Safe Boating

Young girl on boat wearing life jacket
Personal Flotation Devices

It is important to wear a life jacket that fits you.

Even the best water enthusiasts can misjudge changing water conditions when boating or swimming in open water. Be prepared at all times by wearing a life jacket - you never know when you'll be tossed into the water.

Have children wear a life jacket that fits them, and watch them closely around water - they can go under water quickly and quietly.

A number of water safety laws were passed to improve the use of life jackets and prevent drowning:

  • Children 13 years old and younger must wear a life jacket that fits them on moving boats on coastal waters.
  • Recreational boats must carry one U.S. Coast Guard-approved life jacket for each person aboard.
  • The life jacket must be available and accessible. This is a nationwide Coast Guard rule.

More information on personal flotation devices is available from the U.S. Coast Guard.

Young child at swimming lesson
Drowning Prevention

Drowning is a leading cause of death in the United States. In fact, it ranks fifth among the leading causes of unintentional injury death in the United States and kills more toddlers 1-4 years old than anything but birth defects. Across the country, about ten people die every day from unintentional drowning. Of these, two are children 14 or younger. The good news is that most of these deaths are predictable and preventable. Being aware of the risks and taking safety precautions are proven ways to prevent drowning injuries and deaths. Learn the facts and take action to protect yourself and the ones you love from drowning.

For more information, visit the CDC's Healthy Swimming page for information on recreational illnesses, drowning prevention, and other recreational water tips.

Rip Currents

Rip currents are areas of water flowing away from shoreline that can cause swimmers to be pulled away from the beach, out into open water.
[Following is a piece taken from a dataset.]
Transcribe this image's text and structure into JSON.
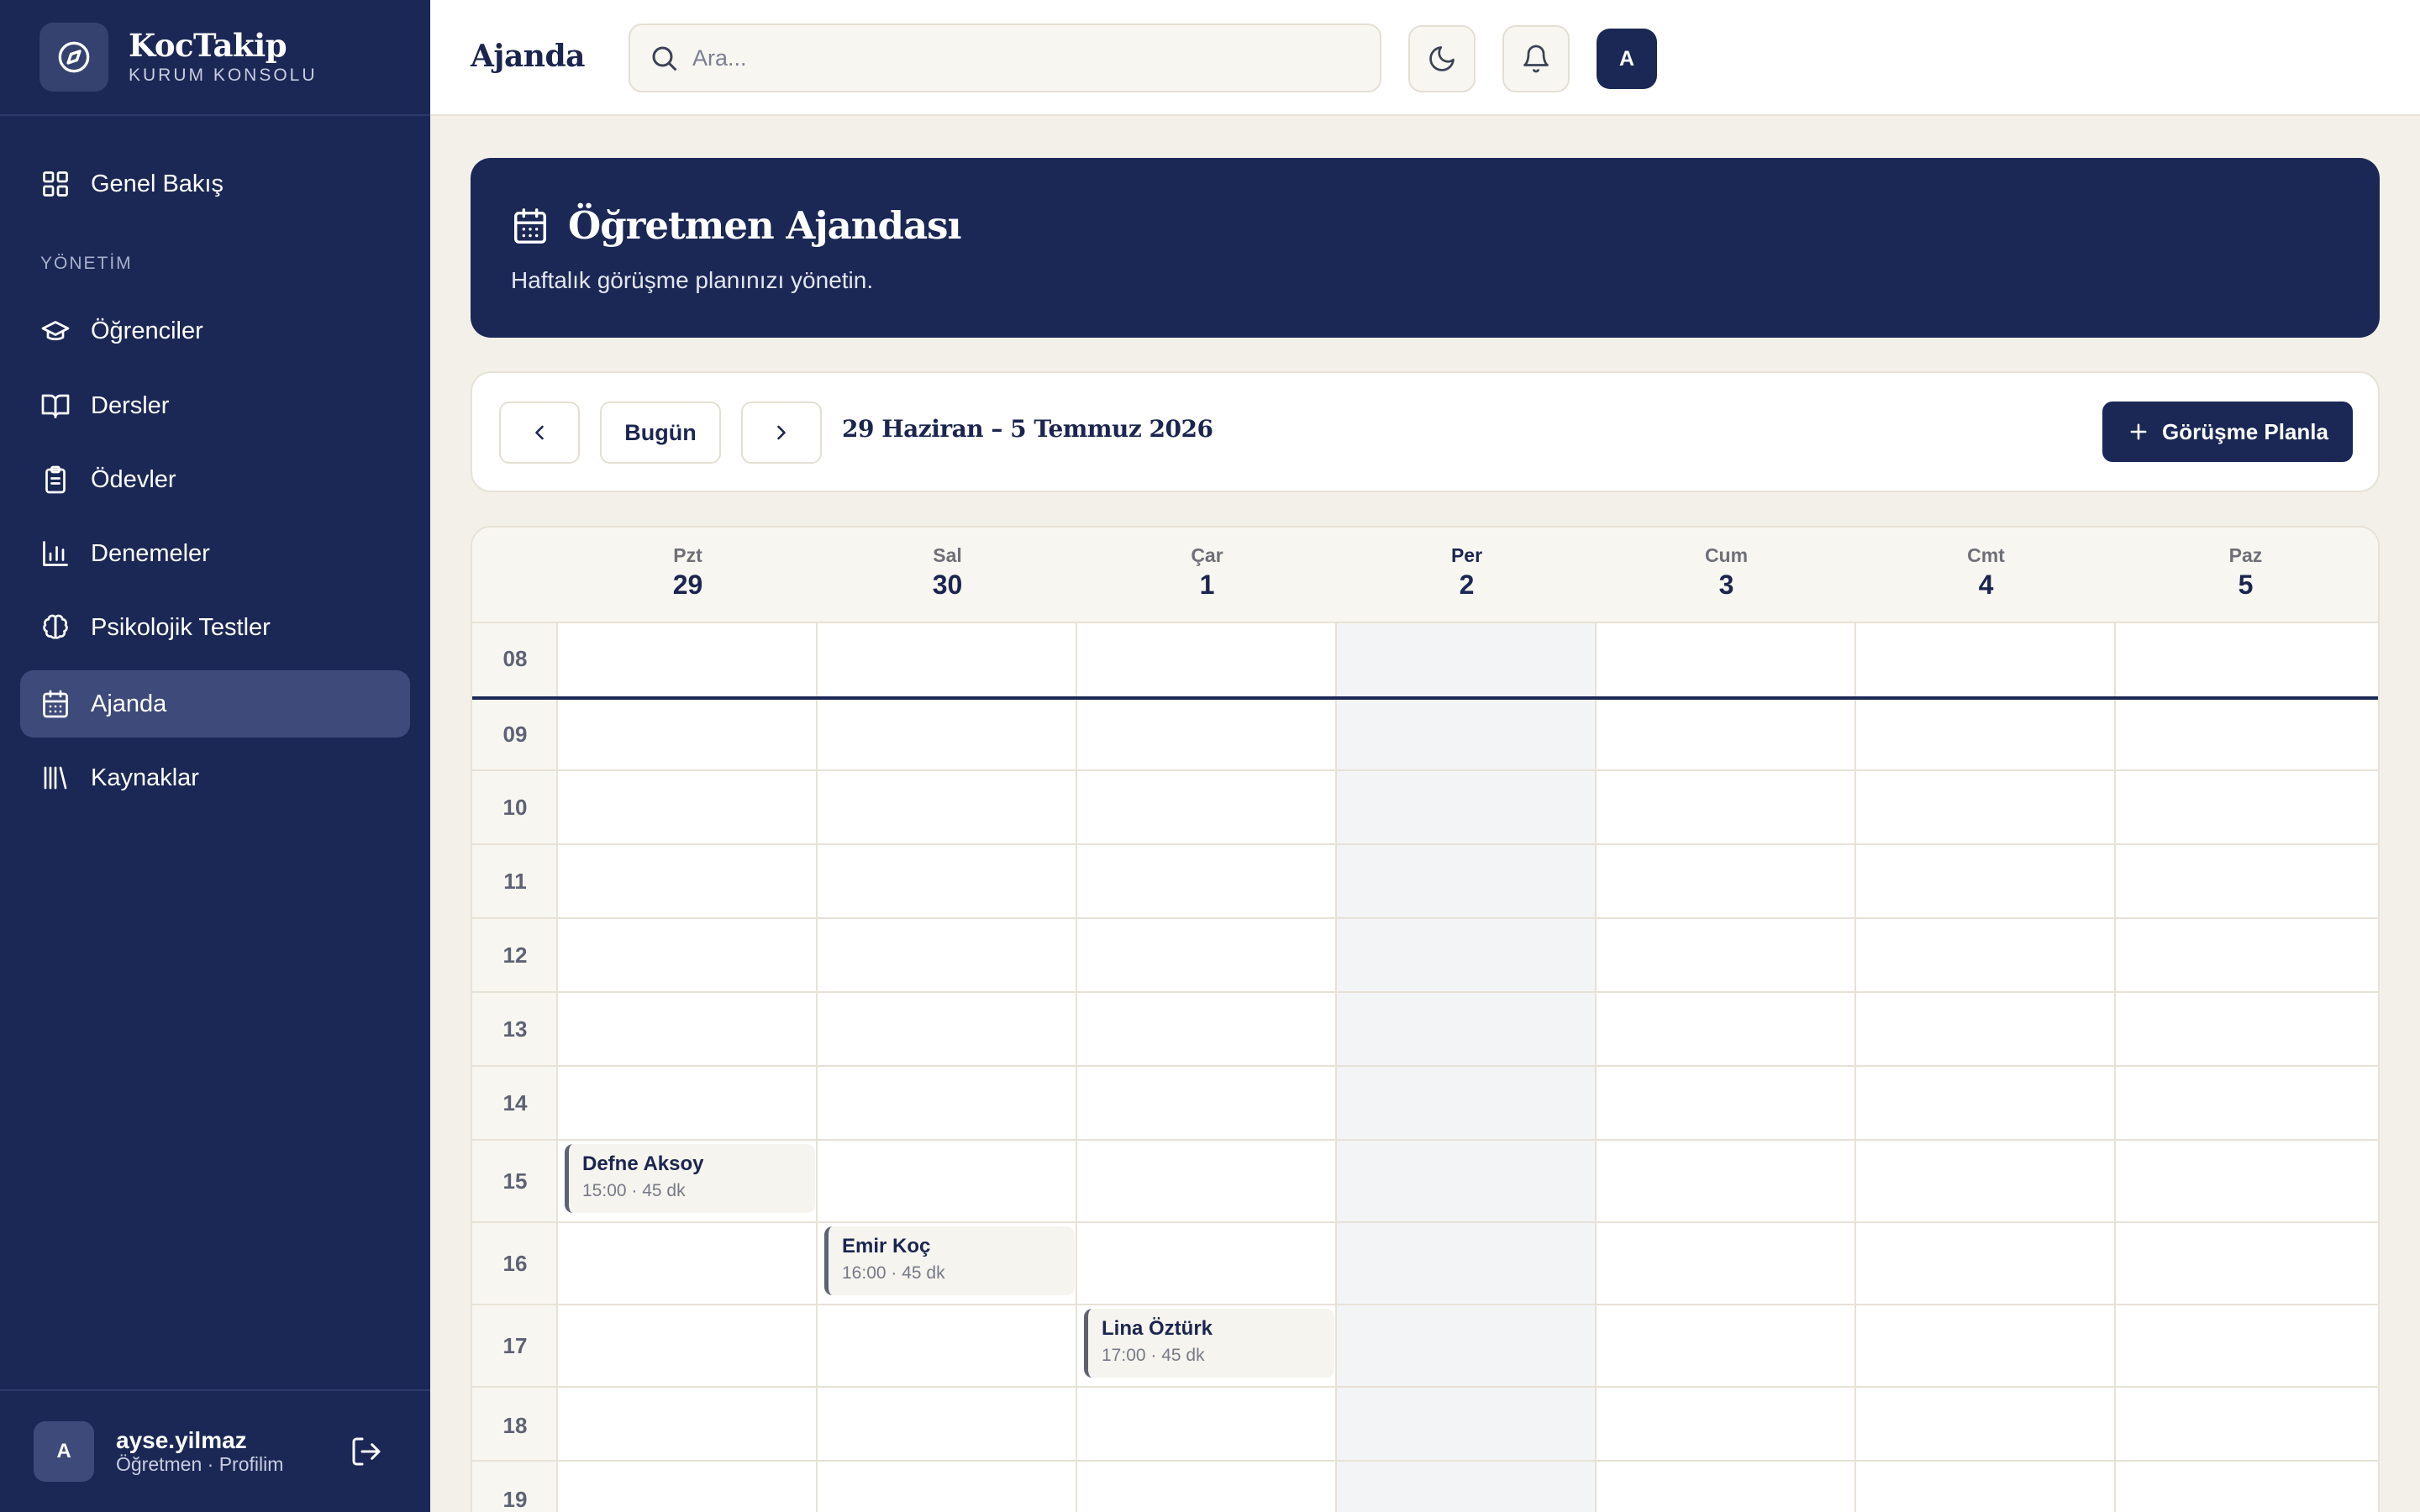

Rip currents, also mistakenly called rip tides or undertows, form in areas where water is unevenly distributed along the shore, usually due to sand bars or the wind.

For more information on rip currents, see the Rip Currents information page.


Last Revised: July 2, 2015